Hong Kong riot police fired warning shots on Tuesday during angry clashes that erupted when authorities tried to remove illegal street stalls set up for Lunar New Year celebrations, the worst street violence since pro-democracy protests in 2014.
Protesters prised bricks from the sidewalk to hurl at police, while others toppled street signs and set fire to rubbish bins in Mong Kok, a gritty neighborhood just across the harbor from the heart of the Asian financial center.
As many as 48 police were injured in the clashes, a police spokeswoman said. Hong Kong television showed police officers being beaten with poles and sticks as they lay on the ground.
Many protesters and police were also shown with blood streaming down their faces. The police spokeswoman also said 24 protesters were arrested.
Police said two warning shots were fired into the air, with pepper spray and batons also used to disperse the crowd. Television footage showed the shots were fired as protesters surrounded several traffic police, pelting them with rubbish, bricks and bottles and wrestling one of them to the ground.
The remains of burned bins and flower pots, chunks of brick and broken bottles lay scattered along the world-famous Nathan Road shopping strip later on Tuesday morning. A taxi with shattered windows was parked nearby.
The clashes broke out after police moved in to clear "hawkers", or illegal vendors who sell local delicacies, trinkets and household goods from makeshift streetside stalls.
The hawkers, a common sight on Hong Kong's bustling streets, quickly attracted a strong social media following under the hashtag #FishballRevolution.
Hong Kong Chief Executive Leung Chun-ying told reporters at a hastily called news conference that the city's government strongly condemned the violence.
Secretary for Security Lai Tung-kwok said police were investigating "indications" that the clashes had been organized. When asked about the warning shots, Lai said police had taken all necessary actions.
"Not the first time"
The protesters had dispersed by 8 a.m. local time (7.00 p.m. ET) but more than 100 had confronted police in a tense, pre-dawn stand-off during the Lunar New Year holiday, when most of the city is shut down.
Police told Reuters they were awaiting orders about security plans for Tuesday night.
Paul Lee, a 65-year-old security guard, said: "This is not the first time there has been violence in Mong Kok."
"I am deeply disappointed in the government," he said.
The underground train station for Mong Kok, a bustling shopping district packed with street markets, shops and high-rise residential buildings, was closed temporarily.
The narrow streets in and around Mong Kok were the scene of some of the most violent clashes during protests in late 2014 to demand greater democracy in the former British colony that returned to Beijing rule in 1997.

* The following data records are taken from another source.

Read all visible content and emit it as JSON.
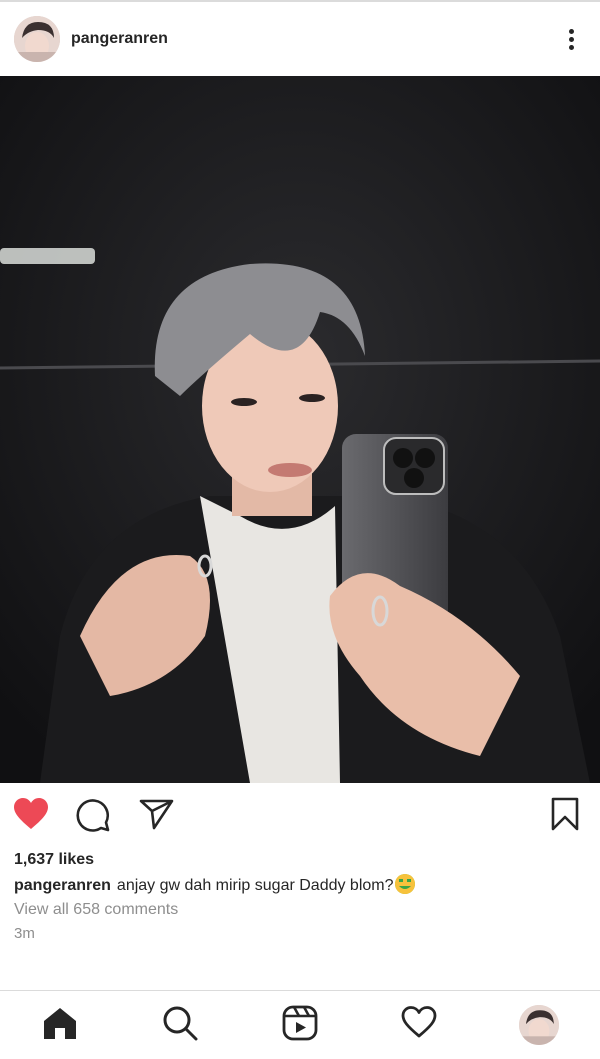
{
  "post": {
    "username": "pangeranren",
    "likes": "1,637 likes",
    "caption_user": "pangeranren",
    "caption_text": "anjay gw dah mirip sugar Daddy blom?",
    "caption_emoji": "money-mouth-face",
    "view_comments": "View all 658 comments",
    "time": "3m"
  },
  "icons": {
    "more": "more-vertical-icon",
    "like": "heart-filled-icon",
    "comment": "comment-icon",
    "share": "send-icon",
    "save": "bookmark-icon",
    "nav": [
      "home-icon",
      "search-icon",
      "reels-icon",
      "heart-icon",
      "profile-avatar"
    ]
  },
  "colors": {
    "like": "#ed4956",
    "text": "#262626",
    "muted": "#8e8e8e",
    "divider": "#dbdbdb"
  }
}
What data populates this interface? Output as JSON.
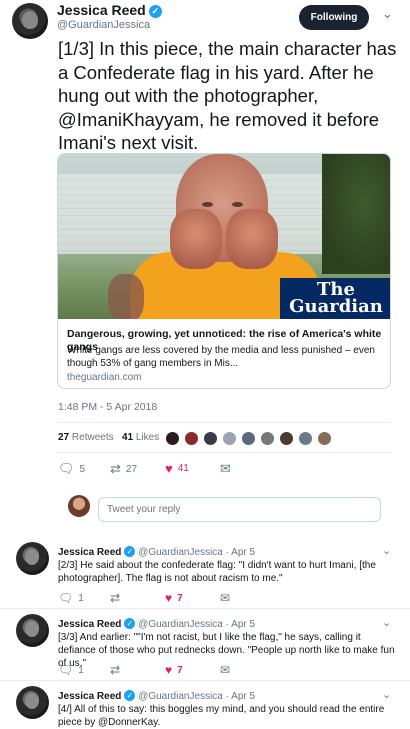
{
  "author": {
    "name": "Jessica Reed",
    "handle": "@GuardianJessica",
    "follow_label": "Following"
  },
  "tweet": {
    "text": "[1/3] In this piece, the main character has a Confederate flag in his yard. After he hung out with the photographer, @ImaniKhayyam, he removed it before Imani's next visit.",
    "timestamp": "1:48 PM - 5 Apr 2018",
    "retweets_count": "27",
    "retweets_label": "Retweets",
    "likes_count": "41",
    "likes_label": "Likes",
    "action_reply_count": "5",
    "action_retweet_count": "27",
    "action_like_count": "41"
  },
  "card": {
    "image_logo_text": "The Guardian",
    "title": "Dangerous, growing, yet unnoticed: the rise of America's white gangs",
    "description": "White gangs are less covered by the media and less punished – even though 53% of gang members in Mis...",
    "domain": "theguardian.com"
  },
  "reply_box": {
    "placeholder": "Tweet your reply"
  },
  "replies": [
    {
      "name": "Jessica Reed",
      "handle": "@GuardianJessica",
      "date": "· Apr 5",
      "text": "[2/3] He said about the confederate flag: \"I didn't want to hurt Imani, [the photographer]. The flag is not about racism to me.\"",
      "reply_count": "1",
      "retweet_count": "",
      "like_count": "7"
    },
    {
      "name": "Jessica Reed",
      "handle": "@GuardianJessica",
      "date": "· Apr 5",
      "text": "[3/3] And earlier: \"\"I'm not racist, but I like the flag,\" he says, calling it defiance of those who put rednecks down. \"People up north like to make fun of us.\"",
      "reply_count": "1",
      "retweet_count": "",
      "like_count": "7"
    },
    {
      "name": "Jessica Reed",
      "handle": "@GuardianJessica",
      "date": "· Apr 5",
      "text": "[4/] All of this to say: this boggles my mind, and you should read the entire piece by @DonnerKay.",
      "reply_count": "",
      "retweet_count": "",
      "like_count": ""
    }
  ],
  "colors": {
    "accent": "#1da1f2",
    "like": "#e0245e",
    "follow_button": "#1c2330",
    "guardian_blue": "#052962"
  },
  "icons": {
    "verified": "verified-badge-icon",
    "reply": "reply-icon",
    "retweet": "retweet-icon",
    "like": "heart-icon",
    "dm": "direct-message-icon",
    "more": "chevron-down-icon"
  }
}
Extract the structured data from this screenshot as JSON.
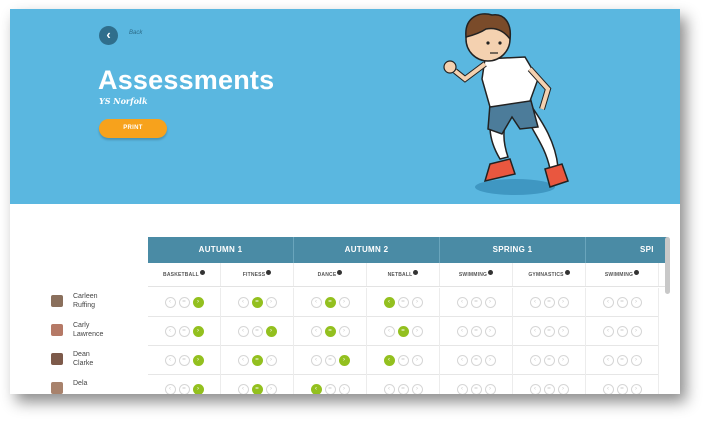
{
  "header": {
    "back_label": "Back",
    "title": "Assessments",
    "subtitle": "YS Norfolk",
    "print_label": "PRINT"
  },
  "terms": [
    {
      "label": "AUTUMN 1"
    },
    {
      "label": "AUTUMN 2"
    },
    {
      "label": "SPRING 1"
    },
    {
      "label": "SPI"
    }
  ],
  "subjects": [
    "BASKETBALL",
    "FITNESS",
    "DANCE",
    "NETBALL",
    "SWIMMING",
    "GYMNASTICS",
    "SWIMMING"
  ],
  "assessment_icons": [
    "chevron-left-icon",
    "equals-icon",
    "chevron-right-icon"
  ],
  "selected_color": "#93c01f",
  "students": [
    {
      "first": "Carleen",
      "last": "Ruffing",
      "grades": [
        "up",
        "eq",
        "eq",
        "down",
        "",
        "",
        ""
      ]
    },
    {
      "first": "Carly",
      "last": "Lawrence",
      "grades": [
        "up",
        "up",
        "eq",
        "eq",
        "",
        "",
        ""
      ]
    },
    {
      "first": "Dean",
      "last": "Clarke",
      "grades": [
        "up",
        "eq",
        "up",
        "down",
        "",
        "",
        ""
      ]
    },
    {
      "first": "Dela",
      "last": "",
      "grades": [
        "up",
        "eq",
        "down",
        "",
        "",
        "",
        ""
      ]
    }
  ]
}
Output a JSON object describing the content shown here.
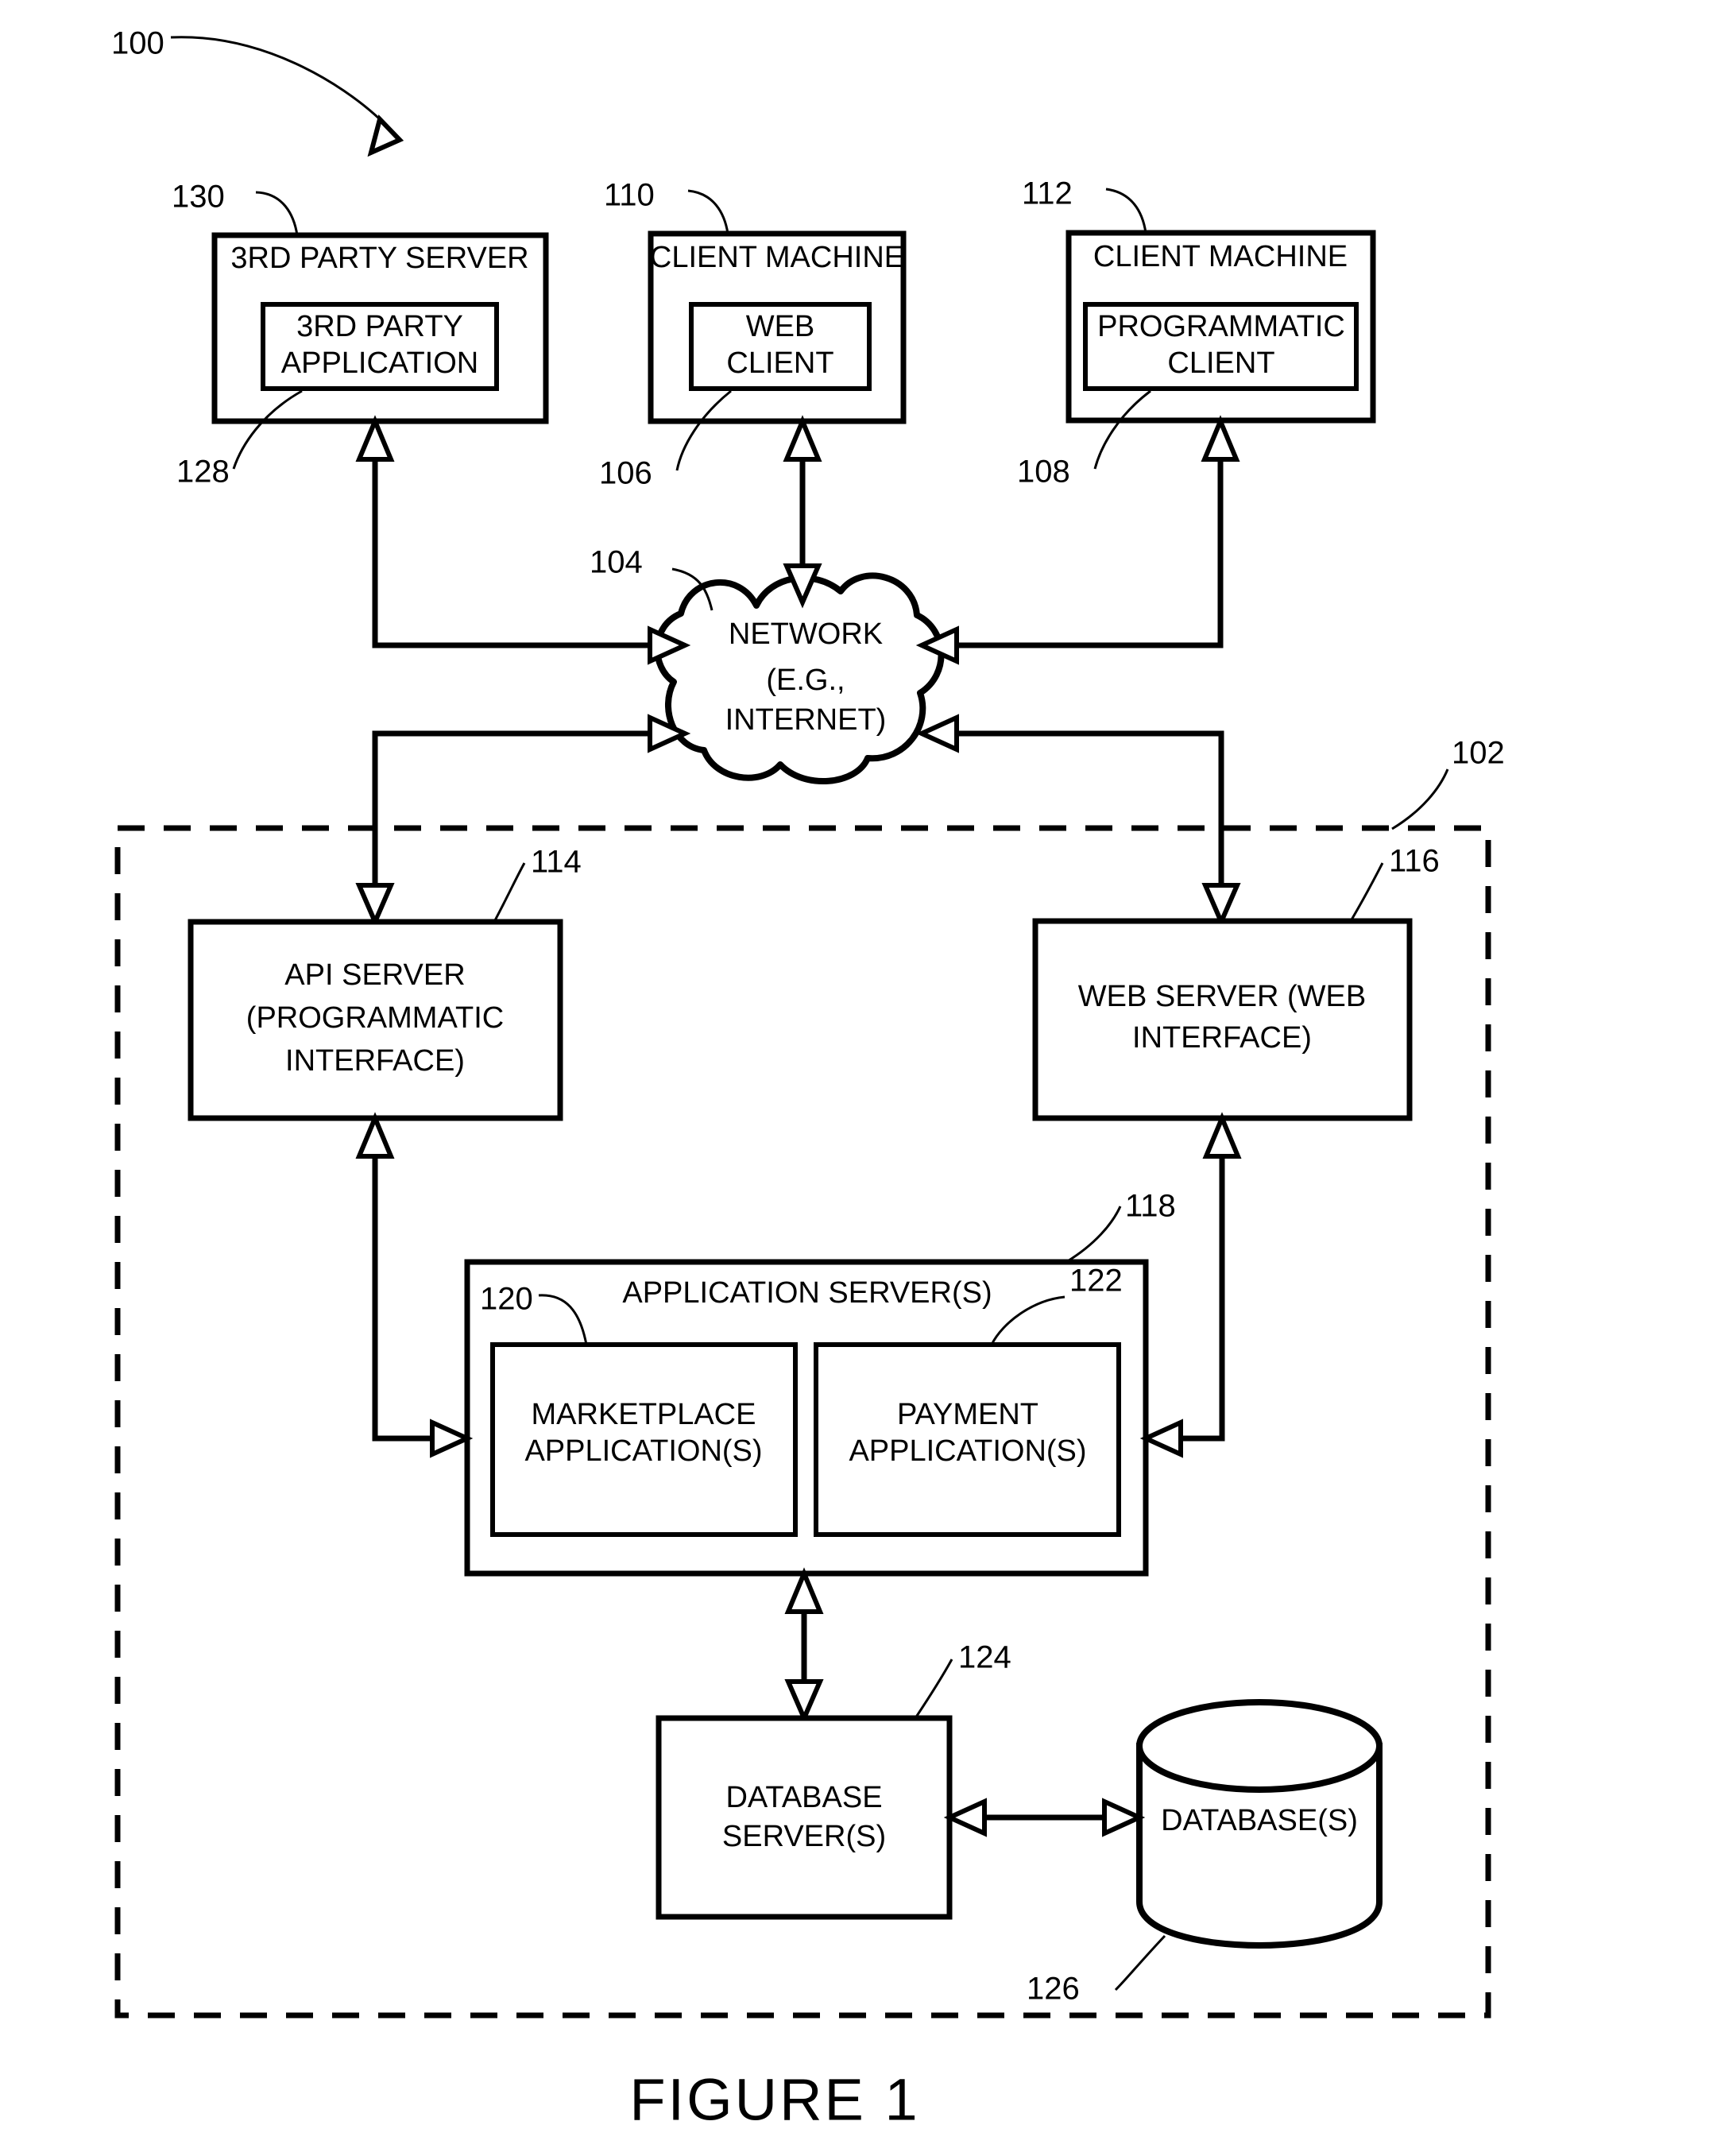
{
  "figure": {
    "caption": "FIGURE 1",
    "system_ref": "100"
  },
  "nodes": {
    "third_party_server": {
      "ref": "130",
      "title": "3RD PARTY SERVER",
      "inner": {
        "ref": "128",
        "line1": "3RD PARTY",
        "line2": "APPLICATION"
      }
    },
    "client_machine_web": {
      "ref": "110",
      "title": "CLIENT MACHINE",
      "inner": {
        "ref": "106",
        "line1": "WEB",
        "line2": "CLIENT"
      }
    },
    "client_machine_prog": {
      "ref": "112",
      "title": "CLIENT MACHINE",
      "inner": {
        "ref": "108",
        "line1": "PROGRAMMATIC",
        "line2": "CLIENT"
      }
    },
    "network": {
      "ref": "104",
      "line1": "NETWORK",
      "line2": "(E.G.,",
      "line3": "INTERNET)"
    },
    "networked_system": {
      "ref": "102"
    },
    "api_server": {
      "ref": "114",
      "line1": "API SERVER",
      "line2": "(PROGRAMMATIC",
      "line3": "INTERFACE)"
    },
    "web_server": {
      "ref": "116",
      "line1": "WEB SERVER (WEB",
      "line2": "INTERFACE)"
    },
    "application_server": {
      "ref": "118",
      "title": "APPLICATION SERVER(S)",
      "marketplace": {
        "ref": "120",
        "line1": "MARKETPLACE",
        "line2": "APPLICATION(S)"
      },
      "payment": {
        "ref": "122",
        "line1": "PAYMENT",
        "line2": "APPLICATION(S)"
      }
    },
    "database_server": {
      "ref": "124",
      "line1": "DATABASE",
      "line2": "SERVER(S)"
    },
    "databases": {
      "ref": "126",
      "line1": "DATABASE(S)"
    }
  },
  "colors": {
    "ink": "#000000",
    "paper": "#ffffff"
  }
}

Tuesday's clashes, however, appeared more violent.
Hong Kong Indigenous, a "localist" group that is fielding a candidate in a Legislative Council by-election in a few weeks, was involved in the protest, the South China Morning Post newspaper reported.
The group said on its official Facebook page that its candidate, Edward Leung Tin-kei, had been arrested. They could not be reached immediately by telephone to confirm his arrest.
Hong Kong police declined to comment on who had been involved in the protests or to confirm who had been arrested.
Many so-called localists remain deeply embittered by the lack of any concessions from Beijing or Hong Kong authorities during the pro-democracy protests. Television footage showed protesters on Tuesday shouting: "Establish a Hong Kong country!" during running battles with the police.
Radical protesters and "localists" demanding greater Hong Kong autonomy have vowed to keep fighting even as China shows signs of tightening its grip.
The clashes in December 2014 came when authorities cleared the last of pro-democracy demonstrators from the streets after more than two months of protests that had posed one of the Beijing's greatest political challenges in decades.